…to discuss some aspects of US business practices and global competition. At first this is going to seem like a product-placement ad, but bear with me.
What drives this sudden urge to change topic, you ask? Well, Thursday I went to IKEA. Yes, IKEA, the epitome of big box stores (although curiously, the one big box store that comes to mind that doesn’t compete with mom-and-pops as much as other big boxes, since how many mom-and-pops generally carry Swedish furniture?). I admit, their larger furniture pieces don’t do much for me – not really my preferred style – but they have plenty of other stuff to catch my eye: lighting, kitchenware, etc. And let’s not get started on the meatballs. However, what gets me the most excited about IKEA is (sadly) not what they sell, but how they design what they sell, and how they design their stores.
Let’s start with an example from their furniture: bookcases. You go to most any US-based furniture store and you can definitely find quality bookcases. So what catches my eye about IKEA’s? Well, most US homes have base moulding around the edge of a room. You know, that little strip of decorative wood at the base of the wall where it meets the floor. If you buy a US-made bookcase (or dresser, or anything meant to go against a wall), the back is perfectly flat, so when you slide it up against the wall, there’s always a quarter- to a half-inch of space behind it for stuff to fall into. Not IKEA’s bookcases! After purchasing our first bookcase there, I was thrilled to see IKEA cuts a little notch out of the base of the bookcase, about 4 inches high and a half-inch deep. Just enough to fit your moulding so the bookcase can fit flush against the wall. So simple, and yet so sheer genius. It’s the little things… and we’ll not even get into how well designed and illustrated their assembly instructions are and the overall quality, yet low prices of their products that keep customers coming back.
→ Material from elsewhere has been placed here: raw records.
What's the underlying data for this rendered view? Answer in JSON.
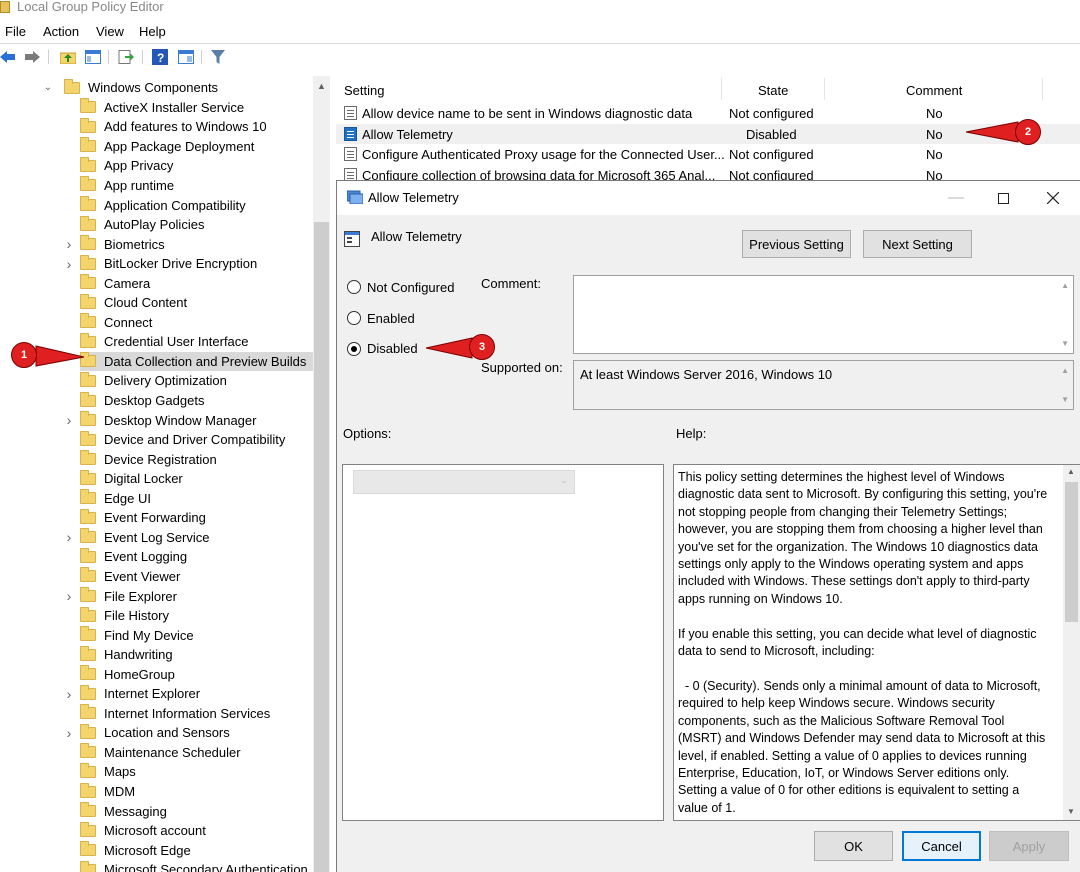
{
  "window": {
    "title": "Local Group Policy Editor"
  },
  "menu": [
    "File",
    "Action",
    "View",
    "Help"
  ],
  "toolbar_icons": [
    "back-icon",
    "forward-icon",
    "up-folder-icon",
    "show-hide-tree-icon",
    "export-list-icon",
    "help-icon",
    "properties-icon",
    "filter-icon"
  ],
  "tree": {
    "root": "Windows Components",
    "items": [
      {
        "label": "ActiveX Installer Service",
        "expandable": false
      },
      {
        "label": "Add features to Windows 10",
        "expandable": false
      },
      {
        "label": "App Package Deployment",
        "expandable": false
      },
      {
        "label": "App Privacy",
        "expandable": false
      },
      {
        "label": "App runtime",
        "expandable": false
      },
      {
        "label": "Application Compatibility",
        "expandable": false
      },
      {
        "label": "AutoPlay Policies",
        "expandable": false
      },
      {
        "label": "Biometrics",
        "expandable": true
      },
      {
        "label": "BitLocker Drive Encryption",
        "expandable": true
      },
      {
        "label": "Camera",
        "expandable": false
      },
      {
        "label": "Cloud Content",
        "expandable": false
      },
      {
        "label": "Connect",
        "expandable": false
      },
      {
        "label": "Credential User Interface",
        "expandable": false
      },
      {
        "label": "Data Collection and Preview Builds",
        "expandable": false,
        "selected": true
      },
      {
        "label": "Delivery Optimization",
        "expandable": false
      },
      {
        "label": "Desktop Gadgets",
        "expandable": false
      },
      {
        "label": "Desktop Window Manager",
        "expandable": true
      },
      {
        "label": "Device and Driver Compatibility",
        "expandable": false
      },
      {
        "label": "Device Registration",
        "expandable": false
      },
      {
        "label": "Digital Locker",
        "expandable": false
      },
      {
        "label": "Edge UI",
        "expandable": false
      },
      {
        "label": "Event Forwarding",
        "expandable": false
      },
      {
        "label": "Event Log Service",
        "expandable": true
      },
      {
        "label": "Event Logging",
        "expandable": false
      },
      {
        "label": "Event Viewer",
        "expandable": false
      },
      {
        "label": "File Explorer",
        "expandable": true
      },
      {
        "label": "File History",
        "expandable": false
      },
      {
        "label": "Find My Device",
        "expandable": false
      },
      {
        "label": "Handwriting",
        "expandable": false
      },
      {
        "label": "HomeGroup",
        "expandable": false
      },
      {
        "label": "Internet Explorer",
        "expandable": true
      },
      {
        "label": "Internet Information Services",
        "expandable": false
      },
      {
        "label": "Location and Sensors",
        "expandable": true
      },
      {
        "label": "Maintenance Scheduler",
        "expandable": false
      },
      {
        "label": "Maps",
        "expandable": false
      },
      {
        "label": "MDM",
        "expandable": false
      },
      {
        "label": "Messaging",
        "expandable": false
      },
      {
        "label": "Microsoft account",
        "expandable": false
      },
      {
        "label": "Microsoft Edge",
        "expandable": false
      },
      {
        "label": "Microsoft Secondary Authentication",
        "expandable": false
      }
    ]
  },
  "list": {
    "columns": {
      "setting": "Setting",
      "state": "State",
      "comment": "Comment"
    },
    "rows": [
      {
        "setting": "Allow device name to be sent in Windows diagnostic data",
        "state": "Not configured",
        "comment": "No"
      },
      {
        "setting": "Allow Telemetry",
        "state": "Disabled",
        "comment": "No",
        "selected": true
      },
      {
        "setting": "Configure Authenticated Proxy usage for the Connected User...",
        "state": "Not configured",
        "comment": "No"
      },
      {
        "setting": "Configure collection of browsing data for Microsoft 365 Anal...",
        "state": "Not configured",
        "comment": "No"
      }
    ]
  },
  "dialog": {
    "title": "Allow Telemetry",
    "setting_name": "Allow Telemetry",
    "prev_button": "Previous Setting",
    "next_button": "Next Setting",
    "radio_not_configured": "Not Configured",
    "radio_enabled": "Enabled",
    "radio_disabled": "Disabled",
    "selected_option": "Disabled",
    "comment_label": "Comment:",
    "comment_value": "",
    "supported_label": "Supported on:",
    "supported_value": "At least Windows Server 2016, Windows 10",
    "options_label": "Options:",
    "help_label": "Help:",
    "help_text": "This policy setting determines the highest level of Windows diagnostic data sent to Microsoft. By configuring this setting, you're not stopping people from changing their Telemetry Settings; however, you are stopping them from choosing a higher level than you've set for the organization. The Windows 10 diagnostics data settings only apply to the Windows operating system and apps included with Windows. These settings don't apply to third-party apps running on Windows 10.\n\nIf you enable this setting, you can decide what level of diagnostic data to send to Microsoft, including:\n\n  - 0 (Security). Sends only a minimal amount of data to Microsoft, required to help keep Windows secure. Windows security components, such as the Malicious Software Removal Tool (MSRT) and Windows Defender may send data to Microsoft at this level, if enabled. Setting a value of 0 applies to devices running Enterprise, Education, IoT, or Windows Server editions only. Setting a value of 0 for other editions is equivalent to setting a value of 1.",
    "ok_button": "OK",
    "cancel_button": "Cancel",
    "apply_button": "Apply"
  },
  "callouts": {
    "one": "1",
    "two": "2",
    "three": "3"
  },
  "colors": {
    "callout": "#e02020",
    "selection": "#d9d9d9",
    "primary_border": "#0078d7"
  }
}
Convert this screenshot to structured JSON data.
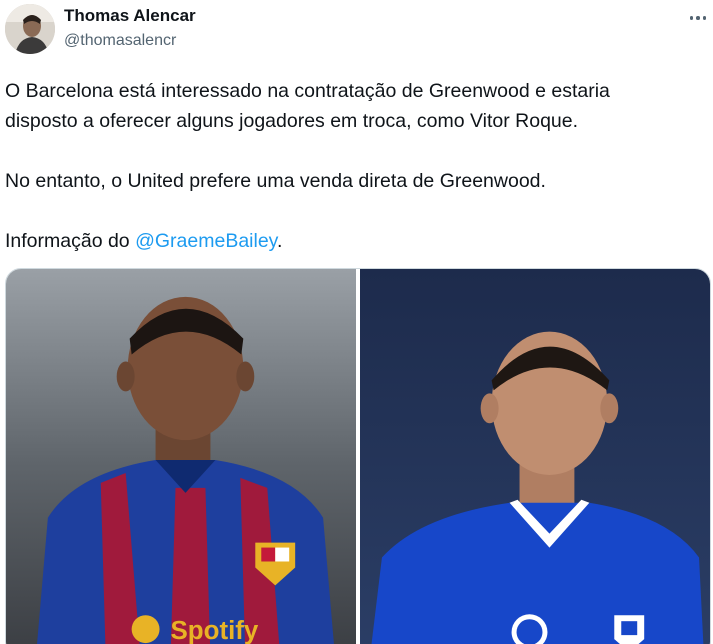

And now we’ll move on to the stores themselves. There have been a number of articles written about the psychology of the IKEA stores, such as here. A marketing strategy so well comprised it’s called the IKEA Effect: well-laid-out, winding paths take you through the entire store, as though you’re on an amusement park ride, ensuring you hit every department in an organized, orderly flow. Of course there are shortcuts around the store, but they’re not labelled, and they’re placed behind you, so they’re even harder to spot. Of course, there’s so much cool stuff there you may not want to. But once again, like the bookcase cutout, even with the stores it’s the little things.
For example, when exiting IKEA, unless you have giant pallets of merchandise and need the freight elevator, departing customers don’t use escalators; instead there are shallow moving ramps, and you can wheel your shopping cart/trolley on to the ramp to take your goods down to your vehicle (most IKEAs have underground parking). But wait, a wheeled cart on a moving ramp? You might need your full body weight to hold it in place – but not at IKEA. Instead, IKEA’s designers (who I surmise to be on par with Disney’s Imagineers) put grooved wheels on the shopping carts, and matching grooves on the moving ramps. It means nothing to you when you’re pushing your cart around the store, put as soon as you push on to one of those ramps, the wheels on your cart mesh into the grooves on the ramp and lock your cart in place for the trip down – you don’t even need to hold it with a finger! Once again, so simple, but so genius.
So where am I going with all this (aside for hoping from IKEA royalties for this post)? At a time when US businesses and stores are struggling to get customers and keep repeat customers, why haven’t we adopted not only IKEA’s specific innovations, but the IKEA mindset, to make things easier, simpler, more common sense? I don’t think citing profit margins is a viable excuse, as IKEA is hugely profitable. Are US companies not willing to take the leap of faith to execute such a plan? Is it American arrogance or laziness? I’m not sure, but I do know IKEA is a winning company that more US companies should be emulating, but they’re not.
I wonder if we have any more of those meatballs left in the fridge…?